Saved data entries:

*****

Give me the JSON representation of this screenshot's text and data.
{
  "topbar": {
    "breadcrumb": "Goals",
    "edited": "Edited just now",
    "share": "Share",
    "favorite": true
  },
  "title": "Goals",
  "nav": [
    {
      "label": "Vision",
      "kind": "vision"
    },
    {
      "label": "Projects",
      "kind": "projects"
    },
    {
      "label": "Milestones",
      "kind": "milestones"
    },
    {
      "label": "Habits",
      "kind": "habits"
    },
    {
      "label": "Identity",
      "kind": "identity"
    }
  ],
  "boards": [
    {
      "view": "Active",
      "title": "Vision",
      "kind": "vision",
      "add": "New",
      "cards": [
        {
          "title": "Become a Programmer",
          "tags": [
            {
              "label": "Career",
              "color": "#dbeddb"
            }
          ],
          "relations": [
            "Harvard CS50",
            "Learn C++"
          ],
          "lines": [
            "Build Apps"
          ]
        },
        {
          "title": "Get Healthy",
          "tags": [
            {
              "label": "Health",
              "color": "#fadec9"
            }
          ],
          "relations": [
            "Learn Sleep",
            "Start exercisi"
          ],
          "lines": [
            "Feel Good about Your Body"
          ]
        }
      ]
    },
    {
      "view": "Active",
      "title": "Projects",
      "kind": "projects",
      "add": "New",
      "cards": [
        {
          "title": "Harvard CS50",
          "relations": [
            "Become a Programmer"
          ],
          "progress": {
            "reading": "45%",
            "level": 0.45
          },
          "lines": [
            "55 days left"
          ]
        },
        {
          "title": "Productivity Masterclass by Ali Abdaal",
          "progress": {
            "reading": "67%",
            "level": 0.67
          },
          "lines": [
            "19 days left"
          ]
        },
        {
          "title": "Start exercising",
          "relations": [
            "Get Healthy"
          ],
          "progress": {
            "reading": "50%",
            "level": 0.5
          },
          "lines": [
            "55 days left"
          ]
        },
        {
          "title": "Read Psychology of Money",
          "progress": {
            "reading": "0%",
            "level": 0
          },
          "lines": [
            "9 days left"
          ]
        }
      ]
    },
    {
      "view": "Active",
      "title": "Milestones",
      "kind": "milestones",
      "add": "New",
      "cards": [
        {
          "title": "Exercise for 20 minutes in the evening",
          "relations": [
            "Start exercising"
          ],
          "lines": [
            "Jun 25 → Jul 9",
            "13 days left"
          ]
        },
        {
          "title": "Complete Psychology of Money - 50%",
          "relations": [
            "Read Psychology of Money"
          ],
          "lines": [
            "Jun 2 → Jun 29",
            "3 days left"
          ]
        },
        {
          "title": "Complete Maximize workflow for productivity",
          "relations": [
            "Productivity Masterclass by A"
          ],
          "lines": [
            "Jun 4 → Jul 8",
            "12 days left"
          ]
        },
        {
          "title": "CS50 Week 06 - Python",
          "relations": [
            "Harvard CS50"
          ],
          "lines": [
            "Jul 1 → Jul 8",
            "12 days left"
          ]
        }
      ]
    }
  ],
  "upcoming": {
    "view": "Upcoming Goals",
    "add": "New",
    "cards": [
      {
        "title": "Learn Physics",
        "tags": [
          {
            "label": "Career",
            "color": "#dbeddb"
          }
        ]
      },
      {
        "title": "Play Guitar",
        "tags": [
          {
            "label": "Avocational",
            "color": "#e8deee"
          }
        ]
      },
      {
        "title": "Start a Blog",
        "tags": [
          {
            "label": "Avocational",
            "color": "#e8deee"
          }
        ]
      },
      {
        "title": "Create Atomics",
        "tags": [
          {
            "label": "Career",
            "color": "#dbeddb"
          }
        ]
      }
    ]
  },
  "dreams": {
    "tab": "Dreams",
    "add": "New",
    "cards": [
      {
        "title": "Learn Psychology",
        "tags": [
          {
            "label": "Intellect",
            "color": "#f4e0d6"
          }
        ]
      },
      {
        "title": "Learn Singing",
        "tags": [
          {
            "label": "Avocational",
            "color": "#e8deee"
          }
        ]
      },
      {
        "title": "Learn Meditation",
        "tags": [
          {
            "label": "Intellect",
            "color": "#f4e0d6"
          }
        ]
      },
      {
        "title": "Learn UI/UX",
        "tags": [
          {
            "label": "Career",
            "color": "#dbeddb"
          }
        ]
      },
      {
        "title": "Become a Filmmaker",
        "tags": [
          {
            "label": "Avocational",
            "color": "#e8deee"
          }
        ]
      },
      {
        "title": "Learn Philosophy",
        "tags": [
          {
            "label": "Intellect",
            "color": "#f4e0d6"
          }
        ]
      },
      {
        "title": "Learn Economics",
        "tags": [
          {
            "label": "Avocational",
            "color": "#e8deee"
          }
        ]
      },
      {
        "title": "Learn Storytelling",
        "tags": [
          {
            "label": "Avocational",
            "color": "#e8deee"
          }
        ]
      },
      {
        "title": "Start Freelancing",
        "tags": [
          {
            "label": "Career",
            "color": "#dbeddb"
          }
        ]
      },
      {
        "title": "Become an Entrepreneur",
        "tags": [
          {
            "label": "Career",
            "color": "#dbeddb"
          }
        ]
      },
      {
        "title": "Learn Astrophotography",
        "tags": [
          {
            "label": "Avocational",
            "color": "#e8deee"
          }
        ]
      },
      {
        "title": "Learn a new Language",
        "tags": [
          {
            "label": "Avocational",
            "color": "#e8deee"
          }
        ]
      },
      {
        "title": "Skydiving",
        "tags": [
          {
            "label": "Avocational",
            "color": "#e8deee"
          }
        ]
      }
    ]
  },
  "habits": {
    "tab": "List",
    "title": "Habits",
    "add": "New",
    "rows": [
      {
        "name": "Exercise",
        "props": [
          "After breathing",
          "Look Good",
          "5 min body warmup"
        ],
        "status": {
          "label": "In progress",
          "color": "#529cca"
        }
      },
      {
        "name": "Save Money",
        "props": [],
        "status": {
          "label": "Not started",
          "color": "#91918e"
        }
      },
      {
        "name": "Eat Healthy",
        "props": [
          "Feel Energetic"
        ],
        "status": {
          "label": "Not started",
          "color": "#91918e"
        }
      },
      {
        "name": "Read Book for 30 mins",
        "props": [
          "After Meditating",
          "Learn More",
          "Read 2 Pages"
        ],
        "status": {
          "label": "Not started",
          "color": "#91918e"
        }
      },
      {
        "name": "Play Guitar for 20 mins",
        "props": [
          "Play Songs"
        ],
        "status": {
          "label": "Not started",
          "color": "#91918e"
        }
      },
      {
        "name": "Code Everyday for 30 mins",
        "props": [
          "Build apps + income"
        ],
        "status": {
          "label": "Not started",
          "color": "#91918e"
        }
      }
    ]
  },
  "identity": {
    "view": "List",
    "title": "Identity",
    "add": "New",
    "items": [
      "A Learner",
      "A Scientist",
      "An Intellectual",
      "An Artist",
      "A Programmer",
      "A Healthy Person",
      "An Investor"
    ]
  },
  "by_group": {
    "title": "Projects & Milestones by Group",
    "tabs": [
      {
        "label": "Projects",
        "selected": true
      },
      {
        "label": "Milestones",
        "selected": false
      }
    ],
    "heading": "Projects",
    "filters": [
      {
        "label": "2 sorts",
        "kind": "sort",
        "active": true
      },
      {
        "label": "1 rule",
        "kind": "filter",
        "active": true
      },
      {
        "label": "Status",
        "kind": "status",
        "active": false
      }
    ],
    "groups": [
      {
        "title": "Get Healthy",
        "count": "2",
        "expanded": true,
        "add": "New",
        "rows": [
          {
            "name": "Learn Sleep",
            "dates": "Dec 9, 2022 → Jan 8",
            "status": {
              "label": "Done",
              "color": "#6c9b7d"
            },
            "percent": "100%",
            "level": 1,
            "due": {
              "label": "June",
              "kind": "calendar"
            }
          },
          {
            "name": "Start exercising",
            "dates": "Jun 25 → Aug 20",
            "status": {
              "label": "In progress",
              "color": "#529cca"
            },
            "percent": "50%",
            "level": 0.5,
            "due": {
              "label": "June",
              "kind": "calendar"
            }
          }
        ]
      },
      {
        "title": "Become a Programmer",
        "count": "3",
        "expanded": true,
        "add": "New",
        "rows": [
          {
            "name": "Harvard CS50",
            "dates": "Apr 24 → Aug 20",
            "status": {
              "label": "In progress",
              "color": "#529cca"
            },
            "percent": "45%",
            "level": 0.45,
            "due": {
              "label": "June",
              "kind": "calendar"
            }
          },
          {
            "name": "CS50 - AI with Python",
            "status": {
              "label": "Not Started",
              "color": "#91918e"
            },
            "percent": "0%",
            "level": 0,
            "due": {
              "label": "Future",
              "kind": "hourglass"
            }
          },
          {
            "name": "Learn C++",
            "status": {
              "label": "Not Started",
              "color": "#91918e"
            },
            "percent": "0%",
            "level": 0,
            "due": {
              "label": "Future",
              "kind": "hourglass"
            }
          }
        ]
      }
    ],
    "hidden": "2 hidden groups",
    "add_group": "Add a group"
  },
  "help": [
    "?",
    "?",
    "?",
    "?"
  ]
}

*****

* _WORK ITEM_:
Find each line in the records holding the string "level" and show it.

* _ANSWER SECTION_:
            "level": 0.45
            "level": 0.67
            "level": 0.5
            "level": 0
            "level": 1,
            "level": 0.5,
            "level": 0.45,
            "level": 0,
            "level": 0,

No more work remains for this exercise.